━━ MATERIAL PROVIDED
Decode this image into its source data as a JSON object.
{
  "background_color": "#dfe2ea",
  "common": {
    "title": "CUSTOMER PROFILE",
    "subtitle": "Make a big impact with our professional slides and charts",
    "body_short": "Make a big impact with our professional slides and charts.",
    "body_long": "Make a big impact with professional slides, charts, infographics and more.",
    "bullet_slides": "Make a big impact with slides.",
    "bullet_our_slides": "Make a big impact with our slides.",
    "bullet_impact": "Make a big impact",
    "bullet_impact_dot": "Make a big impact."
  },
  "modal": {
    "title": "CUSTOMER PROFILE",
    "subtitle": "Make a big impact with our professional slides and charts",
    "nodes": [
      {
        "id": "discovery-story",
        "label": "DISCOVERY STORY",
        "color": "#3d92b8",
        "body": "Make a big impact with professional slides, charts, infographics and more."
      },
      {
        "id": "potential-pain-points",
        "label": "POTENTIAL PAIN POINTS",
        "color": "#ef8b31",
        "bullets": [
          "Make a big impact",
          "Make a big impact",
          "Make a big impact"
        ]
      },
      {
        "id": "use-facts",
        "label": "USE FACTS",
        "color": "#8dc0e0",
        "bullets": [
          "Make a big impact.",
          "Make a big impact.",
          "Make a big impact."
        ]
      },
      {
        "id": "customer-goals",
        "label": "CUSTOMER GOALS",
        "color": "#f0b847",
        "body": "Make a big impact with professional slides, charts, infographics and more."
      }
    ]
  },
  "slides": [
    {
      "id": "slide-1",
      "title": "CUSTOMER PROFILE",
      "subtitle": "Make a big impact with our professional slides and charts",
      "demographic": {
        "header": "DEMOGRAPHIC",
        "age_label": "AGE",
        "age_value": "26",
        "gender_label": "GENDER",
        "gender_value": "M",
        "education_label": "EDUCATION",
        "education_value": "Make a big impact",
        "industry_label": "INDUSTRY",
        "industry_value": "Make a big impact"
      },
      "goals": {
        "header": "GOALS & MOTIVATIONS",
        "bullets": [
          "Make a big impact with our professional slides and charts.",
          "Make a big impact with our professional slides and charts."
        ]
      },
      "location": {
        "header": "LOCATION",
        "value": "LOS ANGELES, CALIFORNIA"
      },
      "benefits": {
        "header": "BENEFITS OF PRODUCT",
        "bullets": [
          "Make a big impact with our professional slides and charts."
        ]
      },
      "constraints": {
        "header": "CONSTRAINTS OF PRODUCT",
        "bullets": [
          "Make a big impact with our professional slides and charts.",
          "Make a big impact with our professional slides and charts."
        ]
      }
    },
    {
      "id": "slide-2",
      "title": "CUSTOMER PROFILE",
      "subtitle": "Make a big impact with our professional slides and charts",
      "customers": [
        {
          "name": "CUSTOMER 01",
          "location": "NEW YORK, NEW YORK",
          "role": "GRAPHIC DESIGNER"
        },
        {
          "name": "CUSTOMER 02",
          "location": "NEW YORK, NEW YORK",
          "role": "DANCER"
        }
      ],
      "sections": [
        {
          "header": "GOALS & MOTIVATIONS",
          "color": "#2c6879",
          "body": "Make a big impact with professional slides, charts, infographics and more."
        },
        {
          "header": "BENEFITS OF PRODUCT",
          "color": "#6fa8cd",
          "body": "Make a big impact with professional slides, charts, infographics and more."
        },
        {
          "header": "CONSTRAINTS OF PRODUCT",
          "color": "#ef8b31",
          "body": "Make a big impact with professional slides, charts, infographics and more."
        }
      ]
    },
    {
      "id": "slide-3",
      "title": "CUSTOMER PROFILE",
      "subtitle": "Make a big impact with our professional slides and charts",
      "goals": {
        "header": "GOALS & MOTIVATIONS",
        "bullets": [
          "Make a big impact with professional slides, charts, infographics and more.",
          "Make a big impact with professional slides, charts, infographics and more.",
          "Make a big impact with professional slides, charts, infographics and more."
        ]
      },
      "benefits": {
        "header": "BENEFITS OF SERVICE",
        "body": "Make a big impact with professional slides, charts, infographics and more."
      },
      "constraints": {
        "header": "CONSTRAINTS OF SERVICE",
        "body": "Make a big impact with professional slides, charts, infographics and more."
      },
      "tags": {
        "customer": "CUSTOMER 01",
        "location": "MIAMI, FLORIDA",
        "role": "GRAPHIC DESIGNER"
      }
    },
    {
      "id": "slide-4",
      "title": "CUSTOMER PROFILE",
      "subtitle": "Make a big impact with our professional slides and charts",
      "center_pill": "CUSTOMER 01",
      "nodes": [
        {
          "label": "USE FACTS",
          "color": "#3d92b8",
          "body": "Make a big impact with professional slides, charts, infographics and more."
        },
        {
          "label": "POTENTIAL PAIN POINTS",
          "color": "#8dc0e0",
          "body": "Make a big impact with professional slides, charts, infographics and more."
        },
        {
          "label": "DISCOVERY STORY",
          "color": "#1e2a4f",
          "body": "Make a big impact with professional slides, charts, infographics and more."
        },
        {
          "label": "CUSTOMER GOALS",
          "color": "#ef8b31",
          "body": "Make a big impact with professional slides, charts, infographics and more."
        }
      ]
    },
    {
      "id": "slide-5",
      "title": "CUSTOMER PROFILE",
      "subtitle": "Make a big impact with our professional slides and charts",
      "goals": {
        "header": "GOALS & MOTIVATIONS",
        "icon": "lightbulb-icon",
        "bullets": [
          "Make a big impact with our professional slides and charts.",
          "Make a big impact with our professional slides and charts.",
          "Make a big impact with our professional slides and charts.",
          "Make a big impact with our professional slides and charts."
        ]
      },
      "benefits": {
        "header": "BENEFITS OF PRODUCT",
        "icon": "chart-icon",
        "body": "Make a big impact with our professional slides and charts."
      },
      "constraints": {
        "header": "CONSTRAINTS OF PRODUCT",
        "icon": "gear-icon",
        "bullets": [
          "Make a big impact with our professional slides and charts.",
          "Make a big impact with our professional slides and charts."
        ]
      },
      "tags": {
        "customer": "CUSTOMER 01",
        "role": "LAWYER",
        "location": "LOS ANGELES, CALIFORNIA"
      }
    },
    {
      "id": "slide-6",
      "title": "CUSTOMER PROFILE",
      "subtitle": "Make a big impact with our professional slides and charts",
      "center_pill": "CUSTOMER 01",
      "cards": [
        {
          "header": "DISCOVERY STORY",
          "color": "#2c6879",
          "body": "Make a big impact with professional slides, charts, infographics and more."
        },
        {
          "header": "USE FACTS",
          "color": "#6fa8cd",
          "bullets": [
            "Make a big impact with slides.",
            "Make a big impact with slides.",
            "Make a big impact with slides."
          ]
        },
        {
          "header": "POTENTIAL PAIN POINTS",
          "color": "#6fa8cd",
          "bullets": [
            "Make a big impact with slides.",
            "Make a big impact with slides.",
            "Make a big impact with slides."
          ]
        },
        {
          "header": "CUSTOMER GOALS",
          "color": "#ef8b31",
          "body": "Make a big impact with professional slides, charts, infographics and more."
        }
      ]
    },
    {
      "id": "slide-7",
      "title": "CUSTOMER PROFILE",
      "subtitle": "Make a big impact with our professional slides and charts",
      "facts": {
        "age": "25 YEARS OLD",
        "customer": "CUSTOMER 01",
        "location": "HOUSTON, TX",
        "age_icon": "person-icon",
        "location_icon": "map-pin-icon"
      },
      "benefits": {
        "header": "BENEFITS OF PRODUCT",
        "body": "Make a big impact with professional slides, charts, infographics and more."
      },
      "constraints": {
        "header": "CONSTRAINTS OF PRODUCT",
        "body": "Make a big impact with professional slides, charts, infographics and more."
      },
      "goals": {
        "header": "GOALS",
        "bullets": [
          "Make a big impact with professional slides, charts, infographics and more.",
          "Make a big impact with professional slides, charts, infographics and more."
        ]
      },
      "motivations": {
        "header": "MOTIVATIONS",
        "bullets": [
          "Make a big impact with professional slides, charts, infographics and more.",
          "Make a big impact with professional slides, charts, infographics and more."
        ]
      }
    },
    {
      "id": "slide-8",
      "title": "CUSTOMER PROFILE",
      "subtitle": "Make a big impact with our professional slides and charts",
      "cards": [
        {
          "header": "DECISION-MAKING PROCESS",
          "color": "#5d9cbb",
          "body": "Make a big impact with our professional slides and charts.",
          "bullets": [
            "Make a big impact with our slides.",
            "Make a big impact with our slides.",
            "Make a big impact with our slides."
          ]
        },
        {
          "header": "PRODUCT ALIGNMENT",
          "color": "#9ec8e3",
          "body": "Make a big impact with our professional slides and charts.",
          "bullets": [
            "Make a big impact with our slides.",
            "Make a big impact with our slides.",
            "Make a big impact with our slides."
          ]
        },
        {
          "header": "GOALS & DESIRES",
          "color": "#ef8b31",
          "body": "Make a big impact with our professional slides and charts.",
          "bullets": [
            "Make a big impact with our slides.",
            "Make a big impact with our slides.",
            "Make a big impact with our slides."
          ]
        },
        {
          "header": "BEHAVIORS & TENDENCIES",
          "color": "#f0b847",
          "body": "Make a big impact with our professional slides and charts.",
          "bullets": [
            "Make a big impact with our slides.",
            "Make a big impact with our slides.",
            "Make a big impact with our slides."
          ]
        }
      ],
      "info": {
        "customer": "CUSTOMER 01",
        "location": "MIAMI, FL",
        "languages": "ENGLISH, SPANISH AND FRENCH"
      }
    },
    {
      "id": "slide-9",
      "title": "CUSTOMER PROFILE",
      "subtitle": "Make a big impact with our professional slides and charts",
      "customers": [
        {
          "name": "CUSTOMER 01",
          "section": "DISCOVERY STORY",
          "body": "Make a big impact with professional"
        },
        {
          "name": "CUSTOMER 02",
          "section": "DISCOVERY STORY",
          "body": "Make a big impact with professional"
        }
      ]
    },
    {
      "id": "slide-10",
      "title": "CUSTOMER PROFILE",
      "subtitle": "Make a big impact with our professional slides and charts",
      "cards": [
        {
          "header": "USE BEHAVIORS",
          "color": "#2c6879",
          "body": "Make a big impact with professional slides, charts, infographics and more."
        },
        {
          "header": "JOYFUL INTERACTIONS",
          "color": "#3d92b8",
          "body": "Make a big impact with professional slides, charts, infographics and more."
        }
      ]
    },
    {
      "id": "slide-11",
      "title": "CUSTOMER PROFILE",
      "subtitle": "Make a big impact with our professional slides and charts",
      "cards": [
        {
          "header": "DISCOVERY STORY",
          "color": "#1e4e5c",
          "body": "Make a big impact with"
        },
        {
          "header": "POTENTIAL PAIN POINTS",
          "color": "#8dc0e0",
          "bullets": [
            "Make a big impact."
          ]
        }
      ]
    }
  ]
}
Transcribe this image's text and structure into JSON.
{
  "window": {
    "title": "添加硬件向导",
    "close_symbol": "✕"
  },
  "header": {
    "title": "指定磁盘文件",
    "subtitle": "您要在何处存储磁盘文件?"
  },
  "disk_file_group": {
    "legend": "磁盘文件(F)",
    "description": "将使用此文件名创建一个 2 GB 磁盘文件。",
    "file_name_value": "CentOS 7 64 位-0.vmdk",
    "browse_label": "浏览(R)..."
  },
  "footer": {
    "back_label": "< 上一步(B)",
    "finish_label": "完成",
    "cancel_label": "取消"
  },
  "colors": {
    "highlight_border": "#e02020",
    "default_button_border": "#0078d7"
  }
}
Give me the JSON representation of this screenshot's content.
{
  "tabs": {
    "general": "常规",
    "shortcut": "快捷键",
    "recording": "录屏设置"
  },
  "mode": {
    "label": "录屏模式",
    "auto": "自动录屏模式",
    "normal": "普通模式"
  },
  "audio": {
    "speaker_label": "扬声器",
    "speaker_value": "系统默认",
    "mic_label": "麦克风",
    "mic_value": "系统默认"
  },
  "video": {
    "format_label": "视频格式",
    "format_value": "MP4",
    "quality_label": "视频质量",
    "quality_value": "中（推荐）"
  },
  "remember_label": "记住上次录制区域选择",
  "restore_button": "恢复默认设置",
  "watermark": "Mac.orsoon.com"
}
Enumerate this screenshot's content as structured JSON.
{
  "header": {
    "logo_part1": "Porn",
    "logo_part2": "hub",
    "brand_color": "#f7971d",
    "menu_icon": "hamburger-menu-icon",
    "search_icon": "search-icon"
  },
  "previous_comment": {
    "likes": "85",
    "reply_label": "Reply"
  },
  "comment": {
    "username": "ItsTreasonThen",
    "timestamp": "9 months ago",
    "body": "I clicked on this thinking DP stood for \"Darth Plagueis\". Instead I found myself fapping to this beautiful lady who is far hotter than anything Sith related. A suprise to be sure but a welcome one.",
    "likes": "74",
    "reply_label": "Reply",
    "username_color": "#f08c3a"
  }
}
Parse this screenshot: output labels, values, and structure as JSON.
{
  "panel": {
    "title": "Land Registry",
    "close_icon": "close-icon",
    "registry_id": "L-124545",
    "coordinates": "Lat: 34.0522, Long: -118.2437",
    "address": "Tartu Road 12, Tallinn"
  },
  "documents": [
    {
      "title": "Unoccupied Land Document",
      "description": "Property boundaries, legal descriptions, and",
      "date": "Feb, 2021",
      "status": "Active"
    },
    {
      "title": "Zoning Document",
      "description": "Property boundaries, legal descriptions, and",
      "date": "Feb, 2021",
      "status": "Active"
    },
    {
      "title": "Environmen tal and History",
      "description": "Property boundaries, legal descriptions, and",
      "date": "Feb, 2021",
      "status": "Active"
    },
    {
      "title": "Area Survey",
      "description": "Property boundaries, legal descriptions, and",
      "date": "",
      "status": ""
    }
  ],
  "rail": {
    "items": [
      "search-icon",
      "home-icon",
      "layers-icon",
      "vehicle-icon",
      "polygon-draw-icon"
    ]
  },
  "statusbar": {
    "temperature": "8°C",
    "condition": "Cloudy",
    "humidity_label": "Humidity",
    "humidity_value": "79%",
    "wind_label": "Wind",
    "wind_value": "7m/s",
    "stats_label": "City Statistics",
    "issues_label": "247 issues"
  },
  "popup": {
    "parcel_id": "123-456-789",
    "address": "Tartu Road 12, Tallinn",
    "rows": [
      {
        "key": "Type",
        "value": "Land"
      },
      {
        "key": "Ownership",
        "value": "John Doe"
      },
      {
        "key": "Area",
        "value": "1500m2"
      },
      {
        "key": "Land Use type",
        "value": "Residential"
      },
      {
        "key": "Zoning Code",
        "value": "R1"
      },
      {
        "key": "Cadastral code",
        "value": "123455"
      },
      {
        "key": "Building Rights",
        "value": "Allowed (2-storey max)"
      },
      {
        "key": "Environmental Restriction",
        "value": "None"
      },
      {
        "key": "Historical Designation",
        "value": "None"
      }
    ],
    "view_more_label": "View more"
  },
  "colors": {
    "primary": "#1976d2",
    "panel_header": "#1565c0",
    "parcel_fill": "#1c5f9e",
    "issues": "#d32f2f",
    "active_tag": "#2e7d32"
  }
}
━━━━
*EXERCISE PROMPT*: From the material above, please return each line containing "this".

*WRITTEN REPLY*:
Decode this image into its source data as a JSON object.
Transcribe this image's text and structure into JSON.
Give me the JSON representation of this screenshot's content.
Enumerate this screenshot's content as structured JSON.
    "body": "I clicked on this thinking DP stood for \"Darth Plagueis\". Instead I found myself fapping to this beautiful lady who is far hotter than anything Sith related. A suprise to be sure but a welcome one.",
Parse this screenshot: output labels, values, and structure as JSON.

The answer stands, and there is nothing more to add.